Jewel Changi Airport – designed by Moshe Safdie, who also designed Marina Bay Sands – garnered media attention in April because of its unique architecture, including the Rain Vortex, which is the world’s tallest indoor waterfall. Its design sparked Qatar’s tourism minister to comment on how they had a similar plan to expand their own airport, and was promptly shut down by Singapore’s netizens. In June, Funan Mall reopened, boasting an indoor cycling path lit by LED lights whenever there is movement on the path.

Jewel Changi Airport

Another hot topic this year concerns PMDs (personal mobility devices) – there have been many cases of pedestrian injuries caused by errant riders, prompting the government to set speed limits and ban PMDs from pedestrian footpaths. The latter caused a backlash from the thousands of food delivery riders who use PMDs for a living.

In other news, Singaporean foodies were really into Korean Army Stew, brown sugar bubble teas, cheese hotpot, and raclette cheese (ie. Flavour Flings), and popular flavours include salted egg yolk, mala, and truffle. Sadly, 2019 saw the demise of some long-time brands like Metro, Sasa, DIYHomefix, DFS and Honestbee, with Forever 21 scheduled to close its doors permanently soon.

Korean Army Stew

In Entertainment

2019 witnessed the conclusion of The Avengers, Game of Thrones, and Star Wars franchises. Avengers: Endgame was released in April as the conclusion to Infinity War and became the highest-grossing film of all time. Fans shed tears and even beat up people who spoiled the ending for them. The eighth season of Game of Thrones was aired from April to May, concluding the series. Although the final season was highly anticipated, fans were mostly left disappointed and angry at its ending. 

Avengers: Endgame

Keanu Reeves also made a comeback as one of 2019’s top stars after John Wick 3, an impromptu road trip with fellow United Airlines passengers, and an iconic cameo in the Netflix film Always Be My Maybe

Keanu Reeves in ‘Always Be My Maybe’

Earlier this year, the Burning Sun scandal rocked the K-pop world, primarily involving Big Bang member Seungri and singer Jung Joonyoung, leading to their exit from the entertainment industry. The scandal revolved around prostitution, sex bribery, drug trafficking, and police corruption. 

Popular boy group members including Hwall from The Boyz, Woojin from Stray Kids, and Wonho from Monsta X made their departures from their respective groups, breaking fans’ hearts around the world. Towards the end of the year, veteran K-pop girl group members Sulli from f(x) and Goo Hara from Kara took their own lives. Their deaths stirred controversy regarding how females were treated in the entertainment industry.

From left to right: former members Hwall (The Boyz), Woojin (Stray Kids), Wonho (Monsta X)

In July, Japan’s Kyoto Animation arson attack tragically killed more than 36 people. However, many animators have already returned to work despite this setback, with Violet Evergarden the Movie scheduled for release on 24 April 2020. 

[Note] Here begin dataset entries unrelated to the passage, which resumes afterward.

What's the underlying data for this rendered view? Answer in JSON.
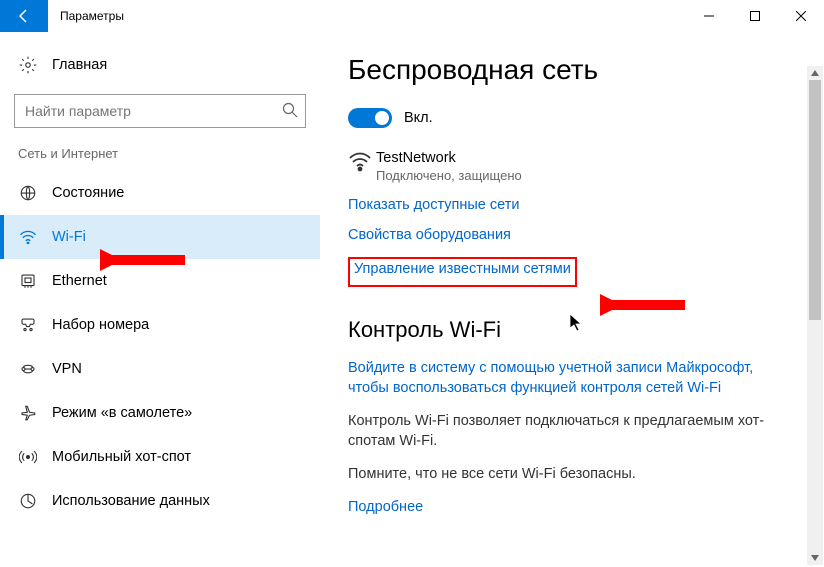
{
  "titlebar": {
    "title": "Параметры"
  },
  "sidebar": {
    "home": "Главная",
    "search_placeholder": "Найти параметр",
    "section": "Сеть и Интернет",
    "items": [
      {
        "label": "Состояние"
      },
      {
        "label": "Wi-Fi"
      },
      {
        "label": "Ethernet"
      },
      {
        "label": "Набор номера"
      },
      {
        "label": "VPN"
      },
      {
        "label": "Режим «в самолете»"
      },
      {
        "label": "Мобильный хот-спот"
      },
      {
        "label": "Использование данных"
      }
    ]
  },
  "main": {
    "heading": "Беспроводная сеть",
    "toggle_label": "Вкл.",
    "network": {
      "name": "TestNetwork",
      "status": "Подключено, защищено"
    },
    "link_show": "Показать доступные сети",
    "link_hw": "Свойства оборудования",
    "link_known": "Управление известными сетями",
    "section2": "Контроль Wi-Fi",
    "signin": "Войдите в систему с помощью учетной записи Майкрософт, чтобы воспользоваться функцией контроля сетей Wi-Fi",
    "desc": "Контроль Wi-Fi позволяет подключаться к предлагаемым хот-спотам Wi-Fi.",
    "warn": "Помните, что не все сети Wi-Fi безопасны.",
    "more": "Подробнее"
  }
}
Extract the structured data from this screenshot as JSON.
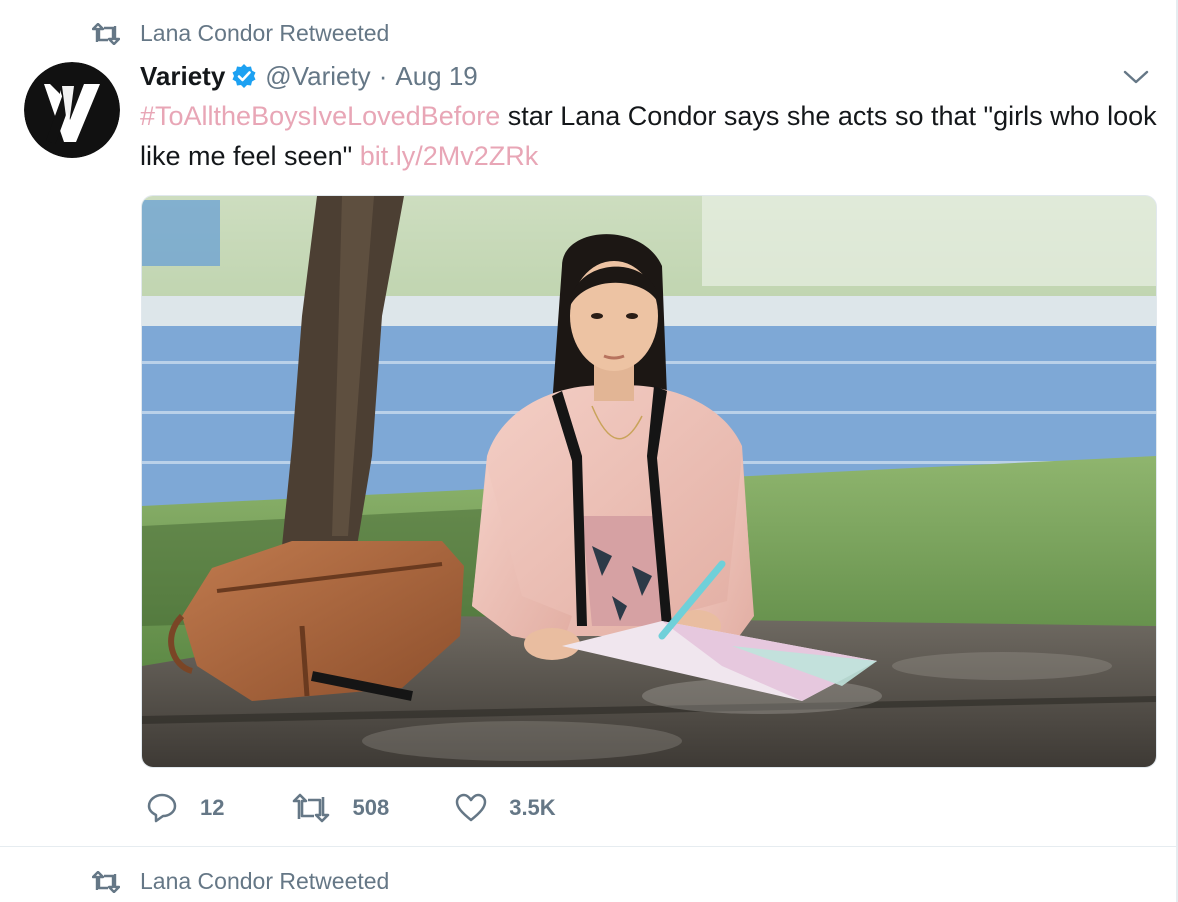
{
  "retweet_context": {
    "text": "Lana Condor Retweeted",
    "icon": "retweet-icon"
  },
  "tweet": {
    "display_name": "Variety",
    "verified": true,
    "handle": "@Variety",
    "separator": "·",
    "date": "Aug 19",
    "text": {
      "hashtag": "#ToAlltheBoysIveLovedBefore",
      "body": " star Lana Condor says she acts so that \"girls who look like me feel seen\" ",
      "link": "bit.ly/2Mv2ZRk"
    },
    "media": {
      "alt": "Lana Condor sitting at a picnic table writing in a notebook"
    },
    "actions": {
      "replies": "12",
      "retweets": "508",
      "likes": "3.5K"
    }
  },
  "next_tweet": {
    "retweet_context": "Lana Condor Retweeted"
  },
  "colors": {
    "link": "#e8a6b6",
    "secondary": "#657786",
    "verified": "#1da1f2",
    "border": "#e6ecf0"
  }
}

Upcoming Violet Evergarden the Movie

On a positive note, 2019 saw greater Asian representation in Western media, with Asian artists like BLACKPINK and Perfume playing at Coachella, and 88rising artists like Rich Brian and Joji gaining popularity.

Blackpink at Coachella 2019

2019 Trends

The phrase “OK boomer” is one of the freshest memes to come out of 2019. Used to dismiss old-fashioned ideals, this two-word phrase addresses the generational gap between the younger generations and baby boomers (grandparent age). 

In the art world, a banana duct-taped to a wall was recently sold for $120,000 to a couple in Miami – it has since been donated to a museum – while the photo of a plain, hard-boiled egg became the most liked image on Instagram, with more than 53 million Likes. 

Duct tape banana

Meanwhile, Smudge the cat accidentally became a star in 2019’s most popular meme, ‘woman yelling at cat’:

woman yelling at cat